[Task to complete]: Read through the material below and copy each line in which the word "Administrative" occurs.

Content starts

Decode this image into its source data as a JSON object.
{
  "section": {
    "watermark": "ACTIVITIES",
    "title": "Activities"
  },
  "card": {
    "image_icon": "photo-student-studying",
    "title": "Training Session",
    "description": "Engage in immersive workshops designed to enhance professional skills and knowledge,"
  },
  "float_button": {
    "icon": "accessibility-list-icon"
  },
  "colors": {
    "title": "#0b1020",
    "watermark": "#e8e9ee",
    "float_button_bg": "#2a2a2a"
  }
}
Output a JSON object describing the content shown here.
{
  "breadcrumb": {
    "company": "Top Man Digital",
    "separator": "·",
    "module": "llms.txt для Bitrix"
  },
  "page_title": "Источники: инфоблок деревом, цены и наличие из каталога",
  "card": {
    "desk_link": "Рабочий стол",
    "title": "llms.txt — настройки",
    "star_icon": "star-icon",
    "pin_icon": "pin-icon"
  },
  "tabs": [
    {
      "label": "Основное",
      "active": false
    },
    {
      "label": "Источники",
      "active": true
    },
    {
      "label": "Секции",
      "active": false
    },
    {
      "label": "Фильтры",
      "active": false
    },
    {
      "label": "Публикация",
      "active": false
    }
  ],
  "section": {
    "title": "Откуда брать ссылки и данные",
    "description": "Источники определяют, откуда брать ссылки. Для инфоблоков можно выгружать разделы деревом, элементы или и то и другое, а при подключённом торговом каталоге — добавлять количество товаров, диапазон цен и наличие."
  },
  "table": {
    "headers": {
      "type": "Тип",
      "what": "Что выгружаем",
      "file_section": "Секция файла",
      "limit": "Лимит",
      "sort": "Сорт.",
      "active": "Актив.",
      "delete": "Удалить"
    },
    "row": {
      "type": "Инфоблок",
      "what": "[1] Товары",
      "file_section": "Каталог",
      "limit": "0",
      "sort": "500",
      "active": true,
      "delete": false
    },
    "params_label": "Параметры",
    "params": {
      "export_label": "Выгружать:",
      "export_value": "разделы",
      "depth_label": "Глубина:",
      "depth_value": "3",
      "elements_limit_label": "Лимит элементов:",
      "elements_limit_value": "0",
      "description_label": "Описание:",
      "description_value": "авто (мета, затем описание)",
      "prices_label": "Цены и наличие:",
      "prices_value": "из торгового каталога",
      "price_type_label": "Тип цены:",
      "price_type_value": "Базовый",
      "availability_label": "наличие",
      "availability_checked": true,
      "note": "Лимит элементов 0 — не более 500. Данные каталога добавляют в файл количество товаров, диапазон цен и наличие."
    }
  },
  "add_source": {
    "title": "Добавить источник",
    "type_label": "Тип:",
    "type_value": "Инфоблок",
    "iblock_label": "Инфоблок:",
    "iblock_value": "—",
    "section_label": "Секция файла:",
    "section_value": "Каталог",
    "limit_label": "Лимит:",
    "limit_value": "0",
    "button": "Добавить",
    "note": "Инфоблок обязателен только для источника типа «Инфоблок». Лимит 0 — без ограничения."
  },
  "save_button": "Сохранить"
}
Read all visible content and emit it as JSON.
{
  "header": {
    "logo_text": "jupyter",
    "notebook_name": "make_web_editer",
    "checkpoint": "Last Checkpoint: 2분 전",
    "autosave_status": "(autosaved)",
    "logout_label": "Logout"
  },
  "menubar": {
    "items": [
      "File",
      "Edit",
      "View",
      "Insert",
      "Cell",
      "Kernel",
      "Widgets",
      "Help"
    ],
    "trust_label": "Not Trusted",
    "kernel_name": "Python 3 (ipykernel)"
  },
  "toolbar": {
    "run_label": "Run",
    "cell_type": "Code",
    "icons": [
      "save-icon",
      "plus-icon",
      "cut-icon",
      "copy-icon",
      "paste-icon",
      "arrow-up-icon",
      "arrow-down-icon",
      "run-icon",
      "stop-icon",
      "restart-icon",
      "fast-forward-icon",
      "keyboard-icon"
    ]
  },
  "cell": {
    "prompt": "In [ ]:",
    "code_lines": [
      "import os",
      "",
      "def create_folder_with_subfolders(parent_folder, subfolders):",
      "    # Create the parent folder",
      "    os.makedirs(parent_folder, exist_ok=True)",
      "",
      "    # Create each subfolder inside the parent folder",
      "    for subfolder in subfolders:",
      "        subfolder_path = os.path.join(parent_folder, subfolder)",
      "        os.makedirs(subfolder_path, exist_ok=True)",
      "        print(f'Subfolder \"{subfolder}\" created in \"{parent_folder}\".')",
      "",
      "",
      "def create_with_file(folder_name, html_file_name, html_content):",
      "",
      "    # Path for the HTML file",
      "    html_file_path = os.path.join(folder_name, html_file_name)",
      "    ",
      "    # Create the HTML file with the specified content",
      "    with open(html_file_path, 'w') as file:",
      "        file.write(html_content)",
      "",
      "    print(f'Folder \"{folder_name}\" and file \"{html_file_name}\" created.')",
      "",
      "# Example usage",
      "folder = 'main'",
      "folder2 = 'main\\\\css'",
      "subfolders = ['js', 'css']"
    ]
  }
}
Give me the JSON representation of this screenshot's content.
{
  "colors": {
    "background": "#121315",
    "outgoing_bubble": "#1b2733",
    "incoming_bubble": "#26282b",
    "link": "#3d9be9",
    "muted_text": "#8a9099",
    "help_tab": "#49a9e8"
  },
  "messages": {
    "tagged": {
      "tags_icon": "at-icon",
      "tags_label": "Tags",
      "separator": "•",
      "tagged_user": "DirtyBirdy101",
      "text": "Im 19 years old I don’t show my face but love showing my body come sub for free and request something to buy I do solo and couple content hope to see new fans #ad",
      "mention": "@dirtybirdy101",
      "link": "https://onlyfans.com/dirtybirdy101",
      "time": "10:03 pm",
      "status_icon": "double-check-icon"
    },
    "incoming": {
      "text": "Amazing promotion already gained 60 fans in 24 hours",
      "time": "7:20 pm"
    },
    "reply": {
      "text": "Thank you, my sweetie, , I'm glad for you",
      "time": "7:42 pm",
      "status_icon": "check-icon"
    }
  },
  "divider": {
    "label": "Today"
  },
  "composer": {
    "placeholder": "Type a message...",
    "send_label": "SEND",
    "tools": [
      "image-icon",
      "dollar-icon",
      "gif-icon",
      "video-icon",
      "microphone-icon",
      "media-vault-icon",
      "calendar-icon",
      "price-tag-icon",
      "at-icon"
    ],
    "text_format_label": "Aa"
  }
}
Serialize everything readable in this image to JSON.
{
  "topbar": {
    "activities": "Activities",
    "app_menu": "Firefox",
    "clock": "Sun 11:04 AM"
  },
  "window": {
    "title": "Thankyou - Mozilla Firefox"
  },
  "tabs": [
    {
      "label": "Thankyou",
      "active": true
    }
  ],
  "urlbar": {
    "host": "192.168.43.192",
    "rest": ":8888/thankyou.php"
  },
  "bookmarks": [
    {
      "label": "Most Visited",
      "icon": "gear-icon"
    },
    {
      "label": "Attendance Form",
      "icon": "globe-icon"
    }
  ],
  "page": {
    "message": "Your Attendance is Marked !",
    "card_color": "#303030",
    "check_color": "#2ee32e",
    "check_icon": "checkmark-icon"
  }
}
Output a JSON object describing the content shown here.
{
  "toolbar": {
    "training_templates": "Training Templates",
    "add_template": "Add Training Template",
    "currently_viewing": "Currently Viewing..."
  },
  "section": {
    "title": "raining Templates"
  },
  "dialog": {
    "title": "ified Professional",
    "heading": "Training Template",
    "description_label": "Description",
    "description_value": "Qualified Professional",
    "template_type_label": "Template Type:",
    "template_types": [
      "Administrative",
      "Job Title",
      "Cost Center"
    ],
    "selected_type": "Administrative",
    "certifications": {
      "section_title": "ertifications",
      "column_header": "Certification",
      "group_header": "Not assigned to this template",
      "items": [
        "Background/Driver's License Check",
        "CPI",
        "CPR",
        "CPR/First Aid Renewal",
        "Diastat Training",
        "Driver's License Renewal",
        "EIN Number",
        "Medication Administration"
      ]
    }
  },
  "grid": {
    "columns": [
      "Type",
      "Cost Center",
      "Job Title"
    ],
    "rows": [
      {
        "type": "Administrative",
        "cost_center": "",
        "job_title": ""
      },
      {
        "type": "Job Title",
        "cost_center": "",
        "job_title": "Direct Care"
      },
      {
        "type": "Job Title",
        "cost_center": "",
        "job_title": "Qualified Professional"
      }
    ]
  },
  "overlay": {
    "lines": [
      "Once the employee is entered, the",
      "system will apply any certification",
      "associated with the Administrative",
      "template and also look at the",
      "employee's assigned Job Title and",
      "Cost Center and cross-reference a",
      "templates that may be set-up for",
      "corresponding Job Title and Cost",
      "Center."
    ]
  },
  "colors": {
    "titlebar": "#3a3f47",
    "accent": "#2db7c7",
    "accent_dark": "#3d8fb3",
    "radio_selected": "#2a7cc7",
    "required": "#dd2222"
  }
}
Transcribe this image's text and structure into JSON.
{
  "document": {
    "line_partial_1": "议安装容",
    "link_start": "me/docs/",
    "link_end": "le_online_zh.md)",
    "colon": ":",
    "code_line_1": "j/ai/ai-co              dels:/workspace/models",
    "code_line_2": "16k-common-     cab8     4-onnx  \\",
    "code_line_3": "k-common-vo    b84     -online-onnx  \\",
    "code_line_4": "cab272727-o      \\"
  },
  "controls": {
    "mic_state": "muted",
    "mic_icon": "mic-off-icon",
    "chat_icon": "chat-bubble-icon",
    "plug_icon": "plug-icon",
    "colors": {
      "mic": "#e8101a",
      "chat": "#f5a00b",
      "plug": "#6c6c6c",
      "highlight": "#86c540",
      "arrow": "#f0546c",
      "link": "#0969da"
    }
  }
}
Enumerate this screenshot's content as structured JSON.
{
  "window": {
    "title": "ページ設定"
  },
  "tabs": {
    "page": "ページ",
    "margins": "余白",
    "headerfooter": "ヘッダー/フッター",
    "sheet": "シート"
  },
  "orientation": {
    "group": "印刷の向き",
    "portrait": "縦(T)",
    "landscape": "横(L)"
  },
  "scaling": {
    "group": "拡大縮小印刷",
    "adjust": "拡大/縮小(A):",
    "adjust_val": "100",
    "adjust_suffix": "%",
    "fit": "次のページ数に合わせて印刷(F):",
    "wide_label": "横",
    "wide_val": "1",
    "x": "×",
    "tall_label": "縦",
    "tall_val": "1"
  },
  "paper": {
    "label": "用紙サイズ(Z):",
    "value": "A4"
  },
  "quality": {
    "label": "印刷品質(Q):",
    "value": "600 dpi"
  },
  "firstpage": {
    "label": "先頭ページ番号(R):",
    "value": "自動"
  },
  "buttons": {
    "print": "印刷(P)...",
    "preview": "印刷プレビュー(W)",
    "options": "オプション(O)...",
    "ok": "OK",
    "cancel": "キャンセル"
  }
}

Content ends

[Problem solution]:
      "Administrative",
    "selected_type": "Administrative",
        "type": "Administrative",
      "associated with the Administrative",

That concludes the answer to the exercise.